Exercise directions: Output all of the data exactly as it appears, but leave out any pictures it contains.

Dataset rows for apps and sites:
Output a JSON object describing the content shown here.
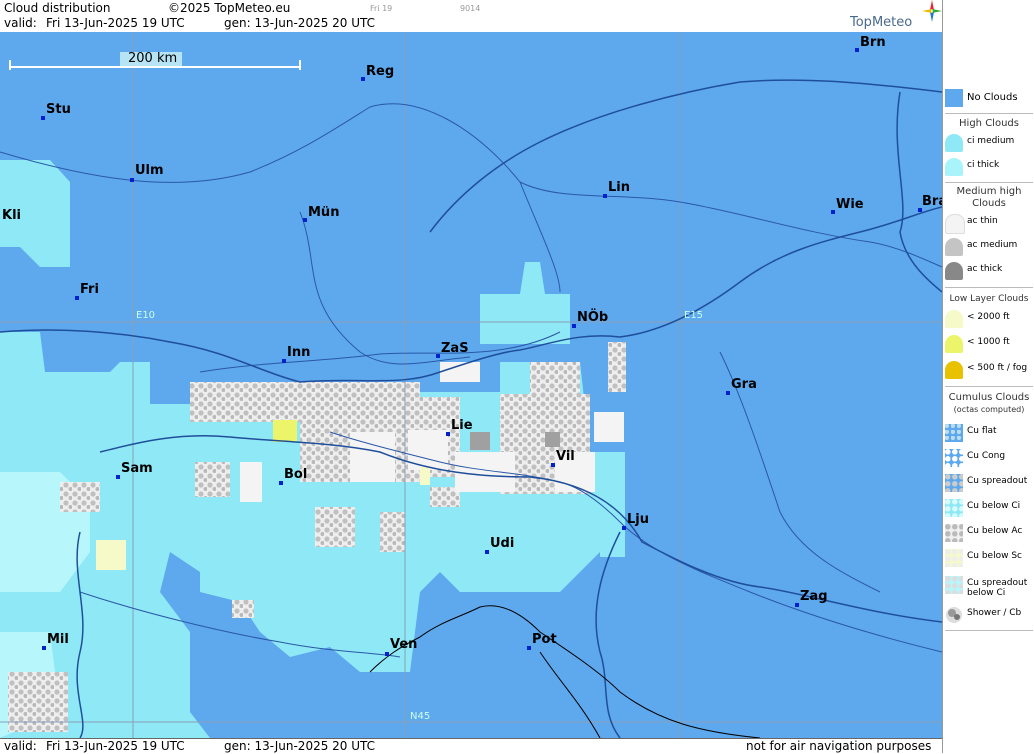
{
  "header": {
    "title": "Cloud distribution",
    "copyright": "©2025 TopMeteo.eu",
    "day_code": "Fri 19",
    "run_code": "9014",
    "valid_label": "valid:",
    "valid": "Fri  13-Jun-2025  19 UTC",
    "gen": "gen: 13-Jun-2025 20 UTC",
    "brand": "TopMeteo"
  },
  "footer": {
    "valid_label": "valid:",
    "valid": "Fri  13-Jun-2025  19 UTC",
    "gen": "gen: 13-Jun-2025 20 UTC",
    "disclaimer": "not for air navigation purposes"
  },
  "scale": {
    "label": "200 km"
  },
  "grid_labels": {
    "e10": "E10",
    "e15": "E15",
    "n45": "N45"
  },
  "cities": [
    {
      "code": "Brn"
    },
    {
      "code": "Reg"
    },
    {
      "code": "Stu"
    },
    {
      "code": "Ulm"
    },
    {
      "code": "Lin"
    },
    {
      "code": "Kli"
    },
    {
      "code": "Mün"
    },
    {
      "code": "Wie"
    },
    {
      "code": "Bra"
    },
    {
      "code": "Fri"
    },
    {
      "code": "NÖb"
    },
    {
      "code": "Inn"
    },
    {
      "code": "ZaS"
    },
    {
      "code": "Gra"
    },
    {
      "code": "Lie"
    },
    {
      "code": "Vil"
    },
    {
      "code": "Sam"
    },
    {
      "code": "Bol"
    },
    {
      "code": "Lju"
    },
    {
      "code": "Udi"
    },
    {
      "code": "Zag"
    },
    {
      "code": "Mil"
    },
    {
      "code": "Pot"
    },
    {
      "code": "Ven"
    }
  ],
  "legend": {
    "no_clouds": "No Clouds",
    "high": {
      "title": "High Clouds",
      "items": [
        "ci medium",
        "ci thick"
      ]
    },
    "medium": {
      "title": "Medium high Clouds",
      "items": [
        "ac thin",
        "ac medium",
        "ac thick"
      ]
    },
    "low": {
      "title": "Low Layer Clouds",
      "items": [
        "< 2000 ft",
        "< 1000 ft",
        "< 500 ft / fog"
      ]
    },
    "cumulus": {
      "title": "Cumulus Clouds",
      "subtitle": "(octas computed)",
      "items": [
        "Cu flat",
        "Cu Cong",
        "Cu spreadout",
        "Cu below Ci",
        "Cu below Ac",
        "Cu below Sc",
        "Cu spreadout below Ci",
        "Shower / Cb"
      ]
    }
  },
  "colors": {
    "no_clouds": "#5ea8ee",
    "ci_medium": "#8fe8f5",
    "ci_thick": "#a8f4fa",
    "ac_thin": "#f4f4f4",
    "ac_medium": "#c4c4c4",
    "ac_thick": "#888888",
    "low_2000": "#f6f9c8",
    "low_1000": "#ecf56a",
    "low_500": "#e8c200",
    "border": "#1f4f9a",
    "grid": "#8aa0b8"
  }
}
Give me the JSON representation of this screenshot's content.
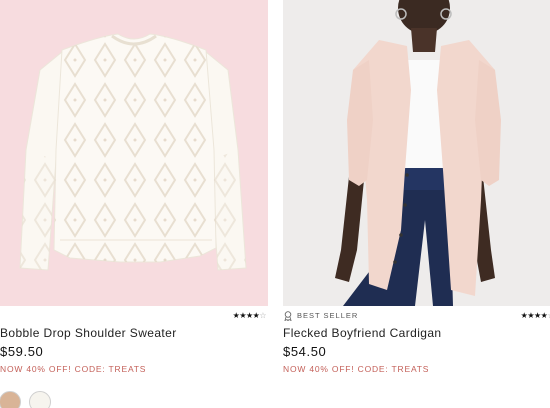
{
  "products": [
    {
      "title": "Bobble Drop Shoulder Sweater",
      "price": "$59.50",
      "promo": "NOW 40% OFF! CODE: TREATS",
      "rating_stars": 4,
      "rating_max": 5,
      "badge": "",
      "swatches": [
        {
          "name": "tan",
          "color": "#d9b497"
        },
        {
          "name": "white",
          "color": "#f6f4ee"
        }
      ]
    },
    {
      "title": "Flecked Boyfriend Cardigan",
      "price": "$54.50",
      "promo": "NOW 40% OFF! CODE: TREATS",
      "rating_stars": 4,
      "rating_max": 5,
      "badge": "BEST SELLER",
      "swatches": []
    }
  ],
  "colors": {
    "promo": "#c4615a",
    "left_photo_bg": "#f7dcdf",
    "right_photo_bg": "#eeeceb"
  }
}
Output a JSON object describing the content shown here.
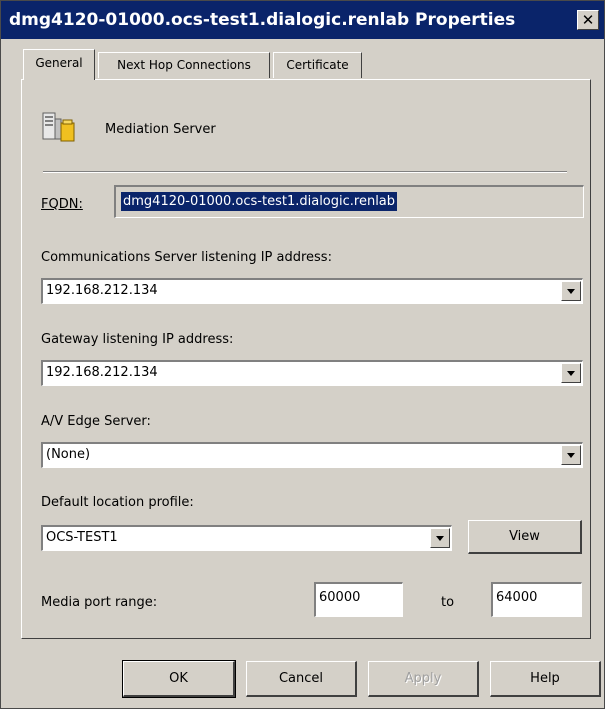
{
  "window": {
    "title": "dmg4120-01000.ocs-test1.dialogic.renlab Properties",
    "close_symbol": "✕"
  },
  "tabs": [
    {
      "label": "General",
      "active": true
    },
    {
      "label": "Next Hop Connections",
      "active": false
    },
    {
      "label": "Certificate",
      "active": false
    }
  ],
  "header": {
    "icon": "server-icon",
    "role": "Mediation Server"
  },
  "fqdn": {
    "label": "FQDN:",
    "value": "dmg4120-01000.ocs-test1.dialogic.renlab"
  },
  "comm_server_ip": {
    "label": "Communications Server listening IP address:",
    "value": "192.168.212.134"
  },
  "gateway_ip": {
    "label": "Gateway listening IP address:",
    "value": "192.168.212.134"
  },
  "av_edge": {
    "label": "A/V Edge Server:",
    "value": "(None)"
  },
  "location_profile": {
    "label": "Default location profile:",
    "value": "OCS-TEST1",
    "view_button": "View"
  },
  "media_port": {
    "label": "Media port range:",
    "from": "60000",
    "to_label": "to",
    "to": "64000"
  },
  "buttons": {
    "ok": "OK",
    "cancel": "Cancel",
    "apply": "Apply",
    "help": "Help"
  },
  "colors": {
    "title_bar": "#0a246a",
    "face": "#d4d0c8",
    "selection": "#0a246a"
  }
}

Exercise solution:
Output a JSON object describing the content shown here.
{
  "header": {
    "title": "Cloud distribution",
    "copyright": "©2025 TopMeteo.eu",
    "day_code": "Fri 19",
    "run_code": "9014",
    "valid_label": "valid:",
    "valid": "Fri  13-Jun-2025  19 UTC",
    "gen": "gen: 13-Jun-2025 20 UTC",
    "brand": "TopMeteo"
  },
  "footer": {
    "valid_label": "valid:",
    "valid": "Fri  13-Jun-2025  19 UTC",
    "gen": "gen: 13-Jun-2025 20 UTC",
    "disclaimer": "not for air navigation purposes"
  },
  "scale": {
    "label": "200 km"
  },
  "grid_labels": {
    "e10": "E10",
    "e15": "E15",
    "n45": "N45"
  },
  "cities": [
    {
      "code": "Brn"
    },
    {
      "code": "Reg"
    },
    {
      "code": "Stu"
    },
    {
      "code": "Ulm"
    },
    {
      "code": "Lin"
    },
    {
      "code": "Kli"
    },
    {
      "code": "Mün"
    },
    {
      "code": "Wie"
    },
    {
      "code": "Bra"
    },
    {
      "code": "Fri"
    },
    {
      "code": "NÖb"
    },
    {
      "code": "Inn"
    },
    {
      "code": "ZaS"
    },
    {
      "code": "Gra"
    },
    {
      "code": "Lie"
    },
    {
      "code": "Vil"
    },
    {
      "code": "Sam"
    },
    {
      "code": "Bol"
    },
    {
      "code": "Lju"
    },
    {
      "code": "Udi"
    },
    {
      "code": "Zag"
    },
    {
      "code": "Mil"
    },
    {
      "code": "Pot"
    },
    {
      "code": "Ven"
    }
  ],
  "legend": {
    "no_clouds": "No Clouds",
    "high": {
      "title": "High Clouds",
      "items": [
        "ci medium",
        "ci thick"
      ]
    },
    "medium": {
      "title": "Medium high Clouds",
      "items": [
        "ac thin",
        "ac medium",
        "ac thick"
      ]
    },
    "low": {
      "title": "Low Layer Clouds",
      "items": [
        "< 2000 ft",
        "< 1000 ft",
        "< 500 ft / fog"
      ]
    },
    "cumulus": {
      "title": "Cumulus Clouds",
      "subtitle": "(octas computed)",
      "items": [
        "Cu flat",
        "Cu Cong",
        "Cu spreadout",
        "Cu below Ci",
        "Cu below Ac",
        "Cu below Sc",
        "Cu spreadout below Ci",
        "Shower / Cb"
      ]
    }
  },
  "colors": {
    "no_clouds": "#5ea8ee",
    "ci_medium": "#8fe8f5",
    "ci_thick": "#a8f4fa",
    "ac_thin": "#f4f4f4",
    "ac_medium": "#c4c4c4",
    "ac_thick": "#888888",
    "low_2000": "#f6f9c8",
    "low_1000": "#ecf56a",
    "low_500": "#e8c200",
    "border": "#1f4f9a",
    "grid": "#8aa0b8"
  }
}
Give me the JSON representation of this screenshot's content.
{
  "products": [
    {
      "title": "Bobble Drop Shoulder Sweater",
      "price": "$59.50",
      "promo": "NOW 40% OFF! CODE: TREATS",
      "rating_stars": 4,
      "rating_max": 5,
      "badge": "",
      "swatches": [
        {
          "name": "tan",
          "color": "#d9b497"
        },
        {
          "name": "white",
          "color": "#f6f4ee"
        }
      ]
    },
    {
      "title": "Flecked Boyfriend Cardigan",
      "price": "$54.50",
      "promo": "NOW 40% OFF! CODE: TREATS",
      "rating_stars": 4,
      "rating_max": 5,
      "badge": "BEST SELLER",
      "swatches": []
    }
  ],
  "colors": {
    "promo": "#c4615a",
    "left_photo_bg": "#f7dcdf",
    "right_photo_bg": "#eeeceb"
  }
}
Output a JSON object describing the content shown here.
{
  "window": {
    "title": "dmg4120-01000.ocs-test1.dialogic.renlab Properties",
    "close_symbol": "✕"
  },
  "tabs": [
    {
      "label": "General",
      "active": true
    },
    {
      "label": "Next Hop Connections",
      "active": false
    },
    {
      "label": "Certificate",
      "active": false
    }
  ],
  "header": {
    "icon": "server-icon",
    "role": "Mediation Server"
  },
  "fqdn": {
    "label": "FQDN:",
    "value": "dmg4120-01000.ocs-test1.dialogic.renlab"
  },
  "comm_server_ip": {
    "label": "Communications Server listening IP address:",
    "value": "192.168.212.134"
  },
  "gateway_ip": {
    "label": "Gateway listening IP address:",
    "value": "192.168.212.134"
  },
  "av_edge": {
    "label": "A/V Edge Server:",
    "value": "(None)"
  },
  "location_profile": {
    "label": "Default location profile:",
    "value": "OCS-TEST1",
    "view_button": "View"
  },
  "media_port": {
    "label": "Media port range:",
    "from": "60000",
    "to_label": "to",
    "to": "64000"
  },
  "buttons": {
    "ok": "OK",
    "cancel": "Cancel",
    "apply": "Apply",
    "help": "Help"
  },
  "colors": {
    "title_bar": "#0a246a",
    "face": "#d4d0c8",
    "selection": "#0a246a"
  }
}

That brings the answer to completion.